*** Begin section ***

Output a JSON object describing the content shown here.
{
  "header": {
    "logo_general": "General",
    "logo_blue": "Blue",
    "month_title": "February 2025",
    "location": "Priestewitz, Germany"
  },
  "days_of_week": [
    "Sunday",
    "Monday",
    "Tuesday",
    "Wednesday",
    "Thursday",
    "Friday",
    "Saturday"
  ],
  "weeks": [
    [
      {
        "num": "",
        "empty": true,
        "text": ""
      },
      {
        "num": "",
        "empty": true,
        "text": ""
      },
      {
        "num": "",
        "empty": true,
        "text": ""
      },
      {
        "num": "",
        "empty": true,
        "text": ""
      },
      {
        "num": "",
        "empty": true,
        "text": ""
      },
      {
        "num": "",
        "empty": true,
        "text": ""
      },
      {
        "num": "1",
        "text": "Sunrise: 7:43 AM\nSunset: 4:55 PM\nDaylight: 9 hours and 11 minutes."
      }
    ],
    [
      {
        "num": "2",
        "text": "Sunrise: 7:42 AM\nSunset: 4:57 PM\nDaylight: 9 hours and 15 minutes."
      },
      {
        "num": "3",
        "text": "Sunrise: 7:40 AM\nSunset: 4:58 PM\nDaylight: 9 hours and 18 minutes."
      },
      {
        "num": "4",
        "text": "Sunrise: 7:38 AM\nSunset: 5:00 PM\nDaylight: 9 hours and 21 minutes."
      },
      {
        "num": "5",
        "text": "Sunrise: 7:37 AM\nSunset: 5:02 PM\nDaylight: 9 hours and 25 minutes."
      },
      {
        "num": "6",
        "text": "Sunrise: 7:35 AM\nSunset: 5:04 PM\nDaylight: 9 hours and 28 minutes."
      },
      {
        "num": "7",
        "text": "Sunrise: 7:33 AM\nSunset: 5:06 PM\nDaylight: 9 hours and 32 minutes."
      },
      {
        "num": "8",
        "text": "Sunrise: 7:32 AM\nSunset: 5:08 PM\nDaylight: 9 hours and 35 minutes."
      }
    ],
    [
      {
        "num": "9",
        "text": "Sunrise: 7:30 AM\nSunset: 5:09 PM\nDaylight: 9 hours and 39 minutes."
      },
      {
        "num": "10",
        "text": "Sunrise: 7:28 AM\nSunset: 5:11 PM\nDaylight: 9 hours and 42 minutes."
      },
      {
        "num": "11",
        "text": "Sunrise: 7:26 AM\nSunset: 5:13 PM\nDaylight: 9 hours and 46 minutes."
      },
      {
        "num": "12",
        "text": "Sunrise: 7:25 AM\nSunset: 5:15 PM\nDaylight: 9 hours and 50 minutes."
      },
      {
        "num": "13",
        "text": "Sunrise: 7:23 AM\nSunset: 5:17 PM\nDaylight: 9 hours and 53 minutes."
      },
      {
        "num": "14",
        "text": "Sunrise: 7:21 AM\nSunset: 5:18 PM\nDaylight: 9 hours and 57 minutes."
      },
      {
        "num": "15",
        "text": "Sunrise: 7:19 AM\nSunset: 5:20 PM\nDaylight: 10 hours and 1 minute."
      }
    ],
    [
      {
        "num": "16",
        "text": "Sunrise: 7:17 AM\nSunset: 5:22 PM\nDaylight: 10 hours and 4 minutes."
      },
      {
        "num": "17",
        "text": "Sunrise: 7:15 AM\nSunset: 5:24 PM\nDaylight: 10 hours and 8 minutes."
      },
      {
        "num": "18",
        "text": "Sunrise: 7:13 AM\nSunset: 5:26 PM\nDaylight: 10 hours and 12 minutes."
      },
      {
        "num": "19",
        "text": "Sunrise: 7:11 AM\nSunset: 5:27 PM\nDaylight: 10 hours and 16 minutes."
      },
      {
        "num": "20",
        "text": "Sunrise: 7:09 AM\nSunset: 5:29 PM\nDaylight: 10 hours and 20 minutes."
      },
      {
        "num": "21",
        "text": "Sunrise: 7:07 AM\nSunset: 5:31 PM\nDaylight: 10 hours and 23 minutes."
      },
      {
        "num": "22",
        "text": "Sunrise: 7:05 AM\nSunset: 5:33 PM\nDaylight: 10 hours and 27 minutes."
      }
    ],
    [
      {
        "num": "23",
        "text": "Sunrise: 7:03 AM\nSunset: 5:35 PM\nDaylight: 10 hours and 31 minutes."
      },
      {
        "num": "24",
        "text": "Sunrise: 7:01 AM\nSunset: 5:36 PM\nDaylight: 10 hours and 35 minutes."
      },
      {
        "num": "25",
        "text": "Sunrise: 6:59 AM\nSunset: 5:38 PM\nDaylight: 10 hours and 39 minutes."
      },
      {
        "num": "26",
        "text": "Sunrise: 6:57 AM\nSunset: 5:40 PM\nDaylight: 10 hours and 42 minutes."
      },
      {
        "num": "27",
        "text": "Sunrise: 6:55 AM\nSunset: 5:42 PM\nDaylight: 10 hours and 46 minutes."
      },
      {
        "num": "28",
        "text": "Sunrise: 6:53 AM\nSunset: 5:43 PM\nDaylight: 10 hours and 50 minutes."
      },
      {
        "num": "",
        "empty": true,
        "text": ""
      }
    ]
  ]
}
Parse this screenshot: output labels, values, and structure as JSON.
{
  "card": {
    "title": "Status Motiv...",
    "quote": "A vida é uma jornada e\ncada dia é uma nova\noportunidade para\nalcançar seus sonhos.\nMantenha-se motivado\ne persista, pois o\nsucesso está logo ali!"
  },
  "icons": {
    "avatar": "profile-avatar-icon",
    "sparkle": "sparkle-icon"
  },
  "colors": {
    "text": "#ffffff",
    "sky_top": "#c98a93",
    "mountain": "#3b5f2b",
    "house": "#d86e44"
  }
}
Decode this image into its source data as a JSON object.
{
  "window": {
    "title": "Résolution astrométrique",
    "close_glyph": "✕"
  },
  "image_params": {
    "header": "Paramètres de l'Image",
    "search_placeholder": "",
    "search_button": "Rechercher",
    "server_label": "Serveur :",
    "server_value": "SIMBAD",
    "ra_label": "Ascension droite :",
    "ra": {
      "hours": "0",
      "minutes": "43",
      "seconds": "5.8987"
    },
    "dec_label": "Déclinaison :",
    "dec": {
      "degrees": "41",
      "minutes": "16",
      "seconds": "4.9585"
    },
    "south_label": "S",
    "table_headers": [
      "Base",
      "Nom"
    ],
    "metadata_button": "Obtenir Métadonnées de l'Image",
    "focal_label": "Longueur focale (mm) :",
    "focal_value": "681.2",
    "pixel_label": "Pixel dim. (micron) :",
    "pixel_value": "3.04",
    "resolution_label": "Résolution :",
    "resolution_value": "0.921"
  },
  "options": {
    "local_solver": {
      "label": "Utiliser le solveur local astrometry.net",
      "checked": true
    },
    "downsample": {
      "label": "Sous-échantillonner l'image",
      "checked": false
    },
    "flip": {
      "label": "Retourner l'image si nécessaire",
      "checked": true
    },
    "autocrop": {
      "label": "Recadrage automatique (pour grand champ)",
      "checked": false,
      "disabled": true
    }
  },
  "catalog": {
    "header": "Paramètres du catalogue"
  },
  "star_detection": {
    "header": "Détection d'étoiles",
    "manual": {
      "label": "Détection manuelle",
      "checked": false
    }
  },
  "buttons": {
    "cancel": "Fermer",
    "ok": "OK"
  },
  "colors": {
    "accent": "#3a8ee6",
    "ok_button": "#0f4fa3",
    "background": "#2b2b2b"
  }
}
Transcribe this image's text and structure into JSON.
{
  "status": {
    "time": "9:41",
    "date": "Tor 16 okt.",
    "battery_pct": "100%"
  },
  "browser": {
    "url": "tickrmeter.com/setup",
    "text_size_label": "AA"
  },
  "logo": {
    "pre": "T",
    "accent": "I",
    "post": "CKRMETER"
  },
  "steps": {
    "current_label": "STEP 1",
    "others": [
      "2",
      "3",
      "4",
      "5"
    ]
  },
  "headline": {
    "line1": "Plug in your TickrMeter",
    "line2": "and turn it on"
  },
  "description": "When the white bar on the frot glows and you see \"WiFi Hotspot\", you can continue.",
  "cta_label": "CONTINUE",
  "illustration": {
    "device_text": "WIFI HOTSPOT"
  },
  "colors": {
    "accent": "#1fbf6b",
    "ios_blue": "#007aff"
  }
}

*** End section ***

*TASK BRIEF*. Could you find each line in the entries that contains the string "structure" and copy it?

*SOLUTION TO THIS EXERCISE*.
Parse this screenshot: output labels, values, and structure as JSON.
Transcribe this image's text and structure into JSON.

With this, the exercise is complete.